# Task to carry out
Copy every line of the material below exactly.

>>>>

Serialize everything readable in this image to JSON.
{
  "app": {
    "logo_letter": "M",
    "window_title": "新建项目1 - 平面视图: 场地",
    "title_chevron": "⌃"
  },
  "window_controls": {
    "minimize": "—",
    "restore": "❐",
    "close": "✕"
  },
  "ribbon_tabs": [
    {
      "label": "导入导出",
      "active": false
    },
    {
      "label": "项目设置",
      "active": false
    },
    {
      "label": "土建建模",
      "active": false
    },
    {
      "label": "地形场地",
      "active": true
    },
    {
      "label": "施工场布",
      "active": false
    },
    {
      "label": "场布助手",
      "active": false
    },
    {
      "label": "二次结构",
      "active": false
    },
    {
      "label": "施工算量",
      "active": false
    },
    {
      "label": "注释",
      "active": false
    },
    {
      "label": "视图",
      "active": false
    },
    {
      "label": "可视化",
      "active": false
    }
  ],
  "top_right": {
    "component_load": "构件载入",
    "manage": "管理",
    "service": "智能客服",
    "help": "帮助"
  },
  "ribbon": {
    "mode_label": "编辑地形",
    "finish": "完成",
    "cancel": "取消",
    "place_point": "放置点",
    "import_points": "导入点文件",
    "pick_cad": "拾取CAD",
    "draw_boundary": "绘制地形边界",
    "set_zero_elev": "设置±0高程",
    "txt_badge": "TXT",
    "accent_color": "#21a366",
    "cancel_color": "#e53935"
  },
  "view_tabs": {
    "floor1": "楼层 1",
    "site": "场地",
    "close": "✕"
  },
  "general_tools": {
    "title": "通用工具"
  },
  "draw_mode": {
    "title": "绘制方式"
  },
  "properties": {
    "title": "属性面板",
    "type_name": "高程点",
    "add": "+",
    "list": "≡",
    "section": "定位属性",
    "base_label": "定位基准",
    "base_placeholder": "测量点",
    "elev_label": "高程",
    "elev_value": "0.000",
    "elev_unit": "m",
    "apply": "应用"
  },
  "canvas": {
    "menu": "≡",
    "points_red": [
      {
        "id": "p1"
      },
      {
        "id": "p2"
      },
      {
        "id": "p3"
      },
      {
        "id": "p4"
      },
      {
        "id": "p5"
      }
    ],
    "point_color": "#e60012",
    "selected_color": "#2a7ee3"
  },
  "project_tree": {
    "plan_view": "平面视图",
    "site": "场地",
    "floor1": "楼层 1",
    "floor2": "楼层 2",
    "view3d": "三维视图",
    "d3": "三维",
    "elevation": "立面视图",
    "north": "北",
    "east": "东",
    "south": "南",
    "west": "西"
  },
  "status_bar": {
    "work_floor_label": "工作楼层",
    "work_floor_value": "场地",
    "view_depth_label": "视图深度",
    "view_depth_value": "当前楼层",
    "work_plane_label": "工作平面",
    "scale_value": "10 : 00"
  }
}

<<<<

# Result of this task
Serialize everything readable in this image to JSON.
{
  "app": {
    "logo_letter": "M",
    "window_title": "新建项目1 - 平面视图: 场地",
    "title_chevron": "⌃"
  },
  "window_controls": {
    "minimize": "—",
    "restore": "❐",
    "close": "✕"
  },
  "ribbon_tabs": [
    {
      "label": "导入导出",
      "active": false
    },
    {
      "label": "项目设置",
      "active": false
    },
    {
      "label": "土建建模",
      "active": false
    },
    {
      "label": "地形场地",
      "active": true
    },
    {
      "label": "施工场布",
      "active": false
    },
    {
      "label": "场布助手",
      "active": false
    },
    {
      "label": "二次结构",
      "active": false
    },
    {
      "label": "施工算量",
      "active": false
    },
    {
      "label": "注释",
      "active": false
    },
    {
      "label": "视图",
      "active": false
    },
    {
      "label": "可视化",
      "active": false
    }
  ],
  "top_right": {
    "component_load": "构件载入",
    "manage": "管理",
    "service": "智能客服",
    "help": "帮助"
  },
  "ribbon": {
    "mode_label": "编辑地形",
    "finish": "完成",
    "cancel": "取消",
    "place_point": "放置点",
    "import_points": "导入点文件",
    "pick_cad": "拾取CAD",
    "draw_boundary": "绘制地形边界",
    "set_zero_elev": "设置±0高程",
    "txt_badge": "TXT",
    "accent_color": "#21a366",
    "cancel_color": "#e53935"
  },
  "view_tabs": {
    "floor1": "楼层 1",
    "site": "场地",
    "close": "✕"
  },
  "general_tools": {
    "title": "通用工具"
  },
  "draw_mode": {
    "title": "绘制方式"
  },
  "properties": {
    "title": "属性面板",
    "type_name": "高程点",
    "add": "+",
    "list": "≡",
    "section": "定位属性",
    "base_label": "定位基准",
    "base_placeholder": "测量点",
    "elev_label": "高程",
    "elev_value": "0.000",
    "elev_unit": "m",
    "apply": "应用"
  },
  "canvas": {
    "menu": "≡",
    "points_red": [
      {
        "id": "p1"
      },
      {
        "id": "p2"
      },
      {
        "id": "p3"
      },
      {
        "id": "p4"
      },
      {
        "id": "p5"
      }
    ],
    "point_color": "#e60012",
    "selected_color": "#2a7ee3"
  },
  "project_tree": {
    "plan_view": "平面视图",
    "site": "场地",
    "floor1": "楼层 1",
    "floor2": "楼层 2",
    "view3d": "三维视图",
    "d3": "三维",
    "elevation": "立面视图",
    "north": "北",
    "east": "东",
    "south": "南",
    "west": "西"
  },
  "status_bar": {
    "work_floor_label": "工作楼层",
    "work_floor_value": "场地",
    "view_depth_label": "视图深度",
    "view_depth_value": "当前楼层",
    "work_plane_label": "工作平面",
    "scale_value": "10 : 00"
  }
}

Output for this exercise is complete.